Speaking of intoxication, well, that's what the mafia does best. We take over bars, mostly - last night's victim was the Mint Bar, here in Sheridan, a wonder of warm cedar driftwood, panels of real brands from real Wyoming ranches (I found two from Saratoga just in the nook where we sat - one for the Mowrys and another I couldn't read) and an ample supply of Jackson-brewed Zonker Stout (for some reason, the Mint has concluded that Guiness is a "winter" brew and has a policy of replacing it in the summertime with an Alaska Amber, drinkable but certainly no substitute), followed by some cheesy kid bar that, in its defense, did have dance music (nobody dances like party-starved municipal clerks: it's quite a sight), but in its debit column was infested with...


Prompting Radical Ron (not his real name), Rawlins' economic development officer, and I to engage in a favorite pastime: haiku wars. Below is the finest flowering of this unusual art form, a joint effort of ours that evolved over the course of about 500 agonizing hours sucking down Amber Bock (best they had, alas) and trying not to listen. But enough on that subject.

Karaoke hell.
Tone-deaf singers keep it up.
Take away the book.

Ah, conventioneering.

And what was the big topic of contention at this morning's public safety policy committee meeting? Why, liquor licenses, of course!

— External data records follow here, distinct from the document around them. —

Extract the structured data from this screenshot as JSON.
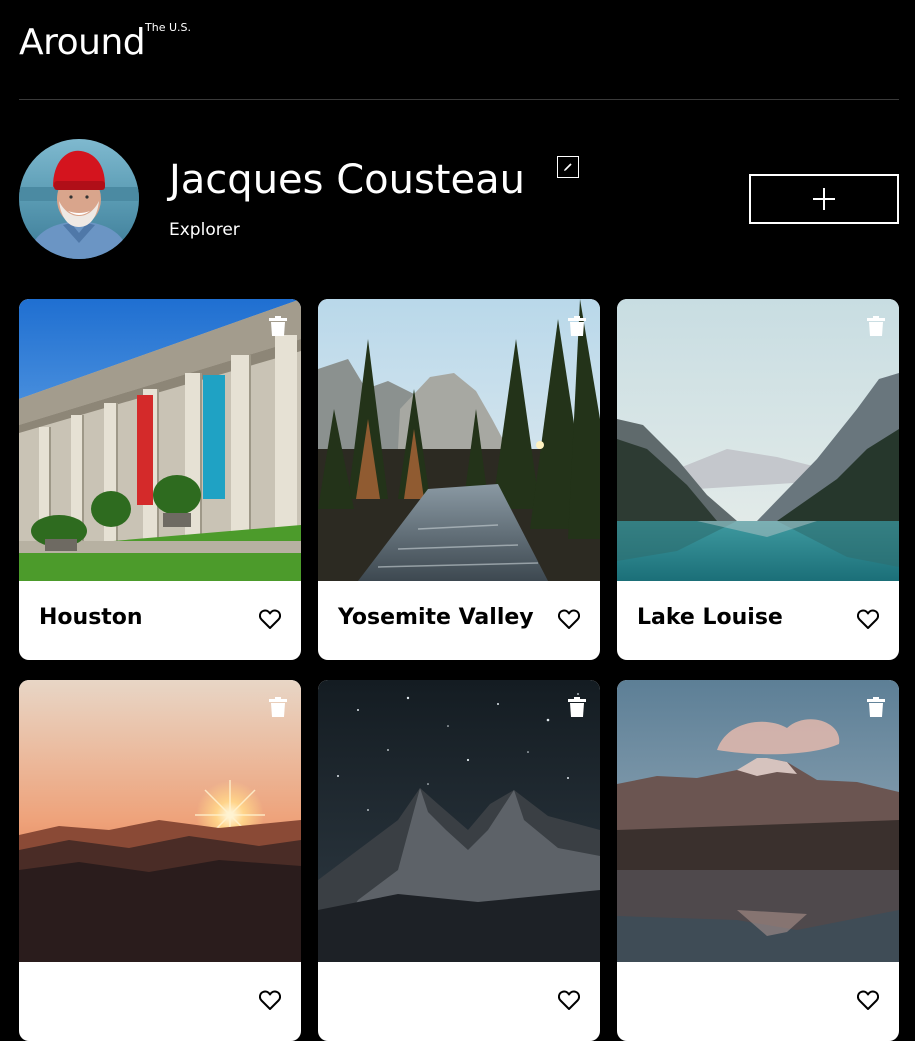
{
  "header": {
    "logo": "Around",
    "logo_sup": "The U.S."
  },
  "profile": {
    "name": "Jacques Cousteau",
    "role": "Explorer"
  },
  "icons": {
    "edit": "pencil-icon",
    "add": "plus-icon",
    "delete": "trash-icon",
    "like": "heart-icon"
  },
  "cards": [
    {
      "title": "Houston",
      "liked": false
    },
    {
      "title": "Yosemite Valley",
      "liked": false
    },
    {
      "title": "Lake Louise",
      "liked": false
    },
    {
      "title": "",
      "liked": false
    },
    {
      "title": "",
      "liked": false
    },
    {
      "title": "",
      "liked": false
    }
  ],
  "colors": {
    "background": "#000000",
    "card": "#ffffff",
    "divider": "#3a3a3a",
    "text": "#ffffff",
    "card_text": "#000000"
  }
}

Justice, like government officials in Carbon County, can be quite poetic.

More later (aren't you glad there's full-bore internet access available at convention headquarters?)...

Wednesday, June 12, 2002


Purely to soothe the terror and stave off the ire of those of you who have been checking this site and wondering when the hell I'm going to write something new, I'm writing something new, though I am soon to board the Town Tahoe for a six-hour drive with a fellow harrumphing council member to go attend the annual convention of the Wyoming Association of Municipalities. Never say I don't do what I can to keep you happy. It's all for you. Feel the love.

I have missed a Spanish goal in the last round of their pool play. They are ahead of South Africa 3-1. Kind of meaningless, though, since Spain has already advanced to the elimination round (so for once I slept - are you proud?). But still, I sacrificed seeing this goal, which excited Ty Keogh very much, because I care about YOU. Yes, you, dear reader. I'm thinking of you right now. I'm putting you ahead of my quadriannual (no, I don't know if that's the actual word and I'm on the tightest deadline of my life here, so no time to look it up, so pretend it is one, okay?) soccer orgy. I hope you appreciate how special that is.

While I'm babbling, lately I've been wondering what kind of readership I still have. I know the persistent readers, commenters, hecklers (most common heckling text: "I'm serious! You need to get a life!" -- advice I take with a grain of salt since it comes from a man who earned the designation of Sewer King. But I digress. It's what I do when I'm not busy having a life). But what about the rest of you. Who are you? Where do you live? Grey Poupon or French's? Less Filling or Tastes Great? Legs or breasts?

Seriously. I'm curious. I know there's people reading me in Florida, Maryland, Minnesota, Illinois and Tokyo... anywhere else? People I'm not personally acquainted with?

Wow, now that I've posed the questions, I'm bound to lose sleep over it until I have some idea of the answers. And there's still two weeks of World Cup Wackiness to go. That's a lot of sleep I'm not going to have. Which will affect the quality of the blog. So do your part for making LIANT the wonder of the Wyoming Wide Web and drop me a line. There's a little thingie on the left hand side of this page where you can e-mail me (I'd put in a mailto link, but I'm just discombubulated enough not to be sure of the syntax, and I don't have my HTML guide handy).

So do it already.

OK, off to Sheridan. I'll bring you back something nice. Kisses and hugs!

Don't drink all the beer while I'm gone.

- The author